The Connecticut General Assembly is on the countdown to a June 7th adjournment. Although a little less than a week is left there is much business to do and legislators will work round the clock to complete as much as they can before sine die (adjournment of the legislature). Among the business left to finish is the more than $50 billion dollar budget that the State will operate under for the next two years. All parties involved have been working in concert, and a bipartisan budget is expected to pass.
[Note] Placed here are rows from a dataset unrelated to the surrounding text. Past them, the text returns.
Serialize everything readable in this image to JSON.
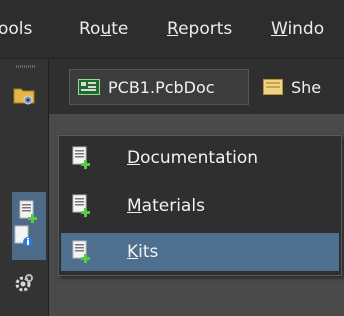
{
  "menubar": {
    "items": [
      {
        "text": "ools",
        "accel": ""
      },
      {
        "pre": "Ro",
        "accel": "u",
        "post": "te"
      },
      {
        "pre": "",
        "accel": "R",
        "post": "eports"
      },
      {
        "pre": "",
        "accel": "W",
        "post": "indo"
      }
    ]
  },
  "tabs": {
    "active_label": "PCB1.PcbDoc",
    "other_label": "She"
  },
  "submenu": {
    "items": [
      {
        "accel": "D",
        "rest": "ocumentation"
      },
      {
        "accel": "M",
        "rest": "aterials"
      },
      {
        "accel": "K",
        "rest": "its"
      }
    ]
  },
  "icons": {
    "toolbar": [
      "folder-gear-icon",
      "document-add-icon",
      "document-info-icon",
      "gear-icon"
    ],
    "submenu": [
      "document-add-icon",
      "document-add-icon",
      "document-add-icon"
    ],
    "tab": [
      "pcb-document-icon",
      "schematic-sheet-icon"
    ]
  },
  "colors": {
    "highlight": "#4f6f8e",
    "toolbar_active": "#4d6b86",
    "plus_green": "#5cc84a"
  }
}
One of the biggest issues left to be settled deals with affordable housing. Legislators have pledged to help alleviate the problem through several means that cannot seem to be agreed upon. The pros and cons of rent caps, zoning reform, and services for the homeless have been batted back and forth but have come to no resolution or compromise. New incentives to build denser housing close to train and bus stations, as well as a bill that would require municipalities to host their “fair share” of affordable housing to meet regional needs have met with tough opposition. Legislators are still hopeful a compromise can be worked out before the session closes and are working to that end.
Labor issues have also been a big topic of conversation. Predictive scheduling and expansion of paid sick leave to all companies, even those with only one employee, are two of the issues that are still on the docket. LDAC has been working with a coalition of business groups to kill both bills. The coalition has been successfully lobbying the moderate caucus to hold firm and keep the bills from being modified or taken up on the floor of the House. So far, this has worked. The unions have continued to press even harder on the paid sick days, as the Senate has passed the bill leaving only the House vote left, as opposed to predictive scheduling. Governor Lamont has also been directly involved, lobbying individual members of the moderate caucus to change positions. We will continue to work to oppose these bills in the waning days.
As a budget vote draws closer, it is unlikely that the Highway Use Tax (HUT) will be repealed. We do expect a change in the reporting requirements to be modified to quarterly instead of monthly as well as an exemption for agricultural vehicles. It is still possible for a suit to be brought against the implementation, as it was in Rhode Island, but at least six months of data needs to be collected to show the disparity before it can be filed. We will keep you posted on that issue moving forward.
We also expect another bill to pass regarding carbon emissions. Led by a large group of shoreline and inner city legislators, many are negotiating to give DEEP the ability to propose plans to reduce carbon emissions. A trigger in the amendment ensures that the plan be brought back to the legislature for approval to safeguard against unrealistic proposals DEEP may try implement.
The legislature will be working hard over the next week, and although we do not expect any surprises we will be monitoring and engaging on anything that looks like it may impact LDAC members.